START GIVEN RECORDS
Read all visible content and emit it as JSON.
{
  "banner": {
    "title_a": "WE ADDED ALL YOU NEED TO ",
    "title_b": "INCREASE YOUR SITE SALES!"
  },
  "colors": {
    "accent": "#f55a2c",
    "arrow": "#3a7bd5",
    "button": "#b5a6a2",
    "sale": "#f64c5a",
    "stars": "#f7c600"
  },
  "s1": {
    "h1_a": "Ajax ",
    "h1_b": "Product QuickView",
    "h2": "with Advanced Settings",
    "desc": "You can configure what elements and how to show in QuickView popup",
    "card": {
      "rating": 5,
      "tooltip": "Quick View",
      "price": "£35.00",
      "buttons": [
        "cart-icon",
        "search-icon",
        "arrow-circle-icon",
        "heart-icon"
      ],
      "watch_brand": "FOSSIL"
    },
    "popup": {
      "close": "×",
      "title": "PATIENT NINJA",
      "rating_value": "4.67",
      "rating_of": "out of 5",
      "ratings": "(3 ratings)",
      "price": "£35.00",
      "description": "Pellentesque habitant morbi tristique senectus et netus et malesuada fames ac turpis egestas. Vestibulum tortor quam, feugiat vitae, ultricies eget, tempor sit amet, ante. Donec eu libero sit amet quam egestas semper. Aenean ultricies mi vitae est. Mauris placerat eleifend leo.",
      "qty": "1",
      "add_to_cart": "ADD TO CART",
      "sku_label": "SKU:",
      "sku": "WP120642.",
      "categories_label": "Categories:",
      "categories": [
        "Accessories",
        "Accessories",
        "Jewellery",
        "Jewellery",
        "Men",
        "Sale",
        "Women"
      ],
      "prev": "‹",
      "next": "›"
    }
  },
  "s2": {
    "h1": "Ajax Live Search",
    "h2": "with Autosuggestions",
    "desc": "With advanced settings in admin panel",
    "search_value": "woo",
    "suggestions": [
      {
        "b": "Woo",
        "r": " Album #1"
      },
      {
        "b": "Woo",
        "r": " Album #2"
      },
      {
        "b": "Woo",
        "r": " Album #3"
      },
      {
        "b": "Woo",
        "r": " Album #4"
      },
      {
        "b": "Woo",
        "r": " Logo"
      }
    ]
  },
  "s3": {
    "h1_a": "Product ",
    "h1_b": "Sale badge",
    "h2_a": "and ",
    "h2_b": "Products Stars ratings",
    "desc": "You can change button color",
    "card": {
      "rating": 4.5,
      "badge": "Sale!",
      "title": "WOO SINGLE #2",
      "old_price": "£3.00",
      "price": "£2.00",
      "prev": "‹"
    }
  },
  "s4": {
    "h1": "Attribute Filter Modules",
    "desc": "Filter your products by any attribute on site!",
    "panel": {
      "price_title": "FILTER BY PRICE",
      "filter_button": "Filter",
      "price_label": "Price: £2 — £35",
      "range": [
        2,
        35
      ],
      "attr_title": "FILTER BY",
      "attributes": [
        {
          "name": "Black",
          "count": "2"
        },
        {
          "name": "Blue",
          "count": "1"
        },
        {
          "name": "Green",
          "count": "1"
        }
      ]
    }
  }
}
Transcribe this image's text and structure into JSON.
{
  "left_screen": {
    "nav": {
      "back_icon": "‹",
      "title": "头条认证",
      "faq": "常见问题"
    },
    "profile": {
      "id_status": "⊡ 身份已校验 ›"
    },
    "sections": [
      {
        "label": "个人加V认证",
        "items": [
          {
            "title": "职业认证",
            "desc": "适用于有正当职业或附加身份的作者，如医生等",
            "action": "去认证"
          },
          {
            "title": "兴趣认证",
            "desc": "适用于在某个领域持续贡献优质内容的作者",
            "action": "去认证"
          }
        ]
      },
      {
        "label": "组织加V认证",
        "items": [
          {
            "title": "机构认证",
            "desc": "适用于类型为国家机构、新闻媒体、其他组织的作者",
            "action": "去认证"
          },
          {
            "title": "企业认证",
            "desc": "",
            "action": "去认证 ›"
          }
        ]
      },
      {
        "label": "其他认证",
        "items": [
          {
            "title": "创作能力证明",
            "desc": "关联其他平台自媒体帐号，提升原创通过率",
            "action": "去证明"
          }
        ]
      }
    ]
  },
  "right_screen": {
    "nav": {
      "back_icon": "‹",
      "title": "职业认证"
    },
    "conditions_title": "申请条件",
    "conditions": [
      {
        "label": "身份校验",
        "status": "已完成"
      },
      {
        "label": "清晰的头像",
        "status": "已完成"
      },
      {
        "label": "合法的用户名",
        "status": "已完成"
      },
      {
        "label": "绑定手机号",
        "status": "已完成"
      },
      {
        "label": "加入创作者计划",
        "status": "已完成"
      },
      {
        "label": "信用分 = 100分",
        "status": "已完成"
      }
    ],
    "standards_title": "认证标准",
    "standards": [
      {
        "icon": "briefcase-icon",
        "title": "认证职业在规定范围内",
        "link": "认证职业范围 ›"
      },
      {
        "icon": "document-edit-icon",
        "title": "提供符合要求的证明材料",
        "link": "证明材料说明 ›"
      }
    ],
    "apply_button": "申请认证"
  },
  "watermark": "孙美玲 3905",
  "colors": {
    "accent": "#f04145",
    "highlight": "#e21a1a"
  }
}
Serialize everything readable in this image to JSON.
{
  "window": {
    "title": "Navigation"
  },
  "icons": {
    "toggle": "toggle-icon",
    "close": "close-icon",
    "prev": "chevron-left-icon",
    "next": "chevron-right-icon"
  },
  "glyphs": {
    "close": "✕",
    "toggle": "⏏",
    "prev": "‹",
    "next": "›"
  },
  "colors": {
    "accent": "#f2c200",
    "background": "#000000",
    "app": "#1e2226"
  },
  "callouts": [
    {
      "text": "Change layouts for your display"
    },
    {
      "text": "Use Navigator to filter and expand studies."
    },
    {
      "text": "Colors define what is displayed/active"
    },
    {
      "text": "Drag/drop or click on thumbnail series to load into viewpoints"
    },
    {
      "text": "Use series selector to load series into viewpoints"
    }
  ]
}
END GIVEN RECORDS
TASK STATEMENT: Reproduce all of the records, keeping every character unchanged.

FINISHED TASK:
Read all visible content and emit it as JSON.
{
  "banner": {
    "title_a": "WE ADDED ALL YOU NEED TO ",
    "title_b": "INCREASE YOUR SITE SALES!"
  },
  "colors": {
    "accent": "#f55a2c",
    "arrow": "#3a7bd5",
    "button": "#b5a6a2",
    "sale": "#f64c5a",
    "stars": "#f7c600"
  },
  "s1": {
    "h1_a": "Ajax ",
    "h1_b": "Product QuickView",
    "h2": "with Advanced Settings",
    "desc": "You can configure what elements and how to show in QuickView popup",
    "card": {
      "rating": 5,
      "tooltip": "Quick View",
      "price": "£35.00",
      "buttons": [
        "cart-icon",
        "search-icon",
        "arrow-circle-icon",
        "heart-icon"
      ],
      "watch_brand": "FOSSIL"
    },
    "popup": {
      "close": "×",
      "title": "PATIENT NINJA",
      "rating_value": "4.67",
      "rating_of": "out of 5",
      "ratings": "(3 ratings)",
      "price": "£35.00",
      "description": "Pellentesque habitant morbi tristique senectus et netus et malesuada fames ac turpis egestas. Vestibulum tortor quam, feugiat vitae, ultricies eget, tempor sit amet, ante. Donec eu libero sit amet quam egestas semper. Aenean ultricies mi vitae est. Mauris placerat eleifend leo.",
      "qty": "1",
      "add_to_cart": "ADD TO CART",
      "sku_label": "SKU:",
      "sku": "WP120642.",
      "categories_label": "Categories:",
      "categories": [
        "Accessories",
        "Accessories",
        "Jewellery",
        "Jewellery",
        "Men",
        "Sale",
        "Women"
      ],
      "prev": "‹",
      "next": "›"
    }
  },
  "s2": {
    "h1": "Ajax Live Search",
    "h2": "with Autosuggestions",
    "desc": "With advanced settings in admin panel",
    "search_value": "woo",
    "suggestions": [
      {
        "b": "Woo",
        "r": " Album #1"
      },
      {
        "b": "Woo",
        "r": " Album #2"
      },
      {
        "b": "Woo",
        "r": " Album #3"
      },
      {
        "b": "Woo",
        "r": " Album #4"
      },
      {
        "b": "Woo",
        "r": " Logo"
      }
    ]
  },
  "s3": {
    "h1_a": "Product ",
    "h1_b": "Sale badge",
    "h2_a": "and ",
    "h2_b": "Products Stars ratings",
    "desc": "You can change button color",
    "card": {
      "rating": 4.5,
      "badge": "Sale!",
      "title": "WOO SINGLE #2",
      "old_price": "£3.00",
      "price": "£2.00",
      "prev": "‹"
    }
  },
  "s4": {
    "h1": "Attribute Filter Modules",
    "desc": "Filter your products by any attribute on site!",
    "panel": {
      "price_title": "FILTER BY PRICE",
      "filter_button": "Filter",
      "price_label": "Price: £2 — £35",
      "range": [
        2,
        35
      ],
      "attr_title": "FILTER BY",
      "attributes": [
        {
          "name": "Black",
          "count": "2"
        },
        {
          "name": "Blue",
          "count": "1"
        },
        {
          "name": "Green",
          "count": "1"
        }
      ]
    }
  }
}
Transcribe this image's text and structure into JSON.
{
  "left_screen": {
    "nav": {
      "back_icon": "‹",
      "title": "头条认证",
      "faq": "常见问题"
    },
    "profile": {
      "id_status": "⊡ 身份已校验 ›"
    },
    "sections": [
      {
        "label": "个人加V认证",
        "items": [
          {
            "title": "职业认证",
            "desc": "适用于有正当职业或附加身份的作者，如医生等",
            "action": "去认证"
          },
          {
            "title": "兴趣认证",
            "desc": "适用于在某个领域持续贡献优质内容的作者",
            "action": "去认证"
          }
        ]
      },
      {
        "label": "组织加V认证",
        "items": [
          {
            "title": "机构认证",
            "desc": "适用于类型为国家机构、新闻媒体、其他组织的作者",
            "action": "去认证"
          },
          {
            "title": "企业认证",
            "desc": "",
            "action": "去认证 ›"
          }
        ]
      },
      {
        "label": "其他认证",
        "items": [
          {
            "title": "创作能力证明",
            "desc": "关联其他平台自媒体帐号，提升原创通过率",
            "action": "去证明"
          }
        ]
      }
    ]
  },
  "right_screen": {
    "nav": {
      "back_icon": "‹",
      "title": "职业认证"
    },
    "conditions_title": "申请条件",
    "conditions": [
      {
        "label": "身份校验",
        "status": "已完成"
      },
      {
        "label": "清晰的头像",
        "status": "已完成"
      },
      {
        "label": "合法的用户名",
        "status": "已完成"
      },
      {
        "label": "绑定手机号",
        "status": "已完成"
      },
      {
        "label": "加入创作者计划",
        "status": "已完成"
      },
      {
        "label": "信用分 = 100分",
        "status": "已完成"
      }
    ],
    "standards_title": "认证标准",
    "standards": [
      {
        "icon": "briefcase-icon",
        "title": "认证职业在规定范围内",
        "link": "认证职业范围 ›"
      },
      {
        "icon": "document-edit-icon",
        "title": "提供符合要求的证明材料",
        "link": "证明材料说明 ›"
      }
    ],
    "apply_button": "申请认证"
  },
  "watermark": "孙美玲 3905",
  "colors": {
    "accent": "#f04145",
    "highlight": "#e21a1a"
  }
}
Serialize everything readable in this image to JSON.
{
  "window": {
    "title": "Navigation"
  },
  "icons": {
    "toggle": "toggle-icon",
    "close": "close-icon",
    "prev": "chevron-left-icon",
    "next": "chevron-right-icon"
  },
  "glyphs": {
    "close": "✕",
    "toggle": "⏏",
    "prev": "‹",
    "next": "›"
  },
  "colors": {
    "accent": "#f2c200",
    "background": "#000000",
    "app": "#1e2226"
  },
  "callouts": [
    {
      "text": "Change layouts for your display"
    },
    {
      "text": "Use Navigator to filter and expand studies."
    },
    {
      "text": "Colors define what is displayed/active"
    },
    {
      "text": "Drag/drop or click on thumbnail series to load into viewpoints"
    },
    {
      "text": "Use series selector to load series into viewpoints"
    }
  ]
}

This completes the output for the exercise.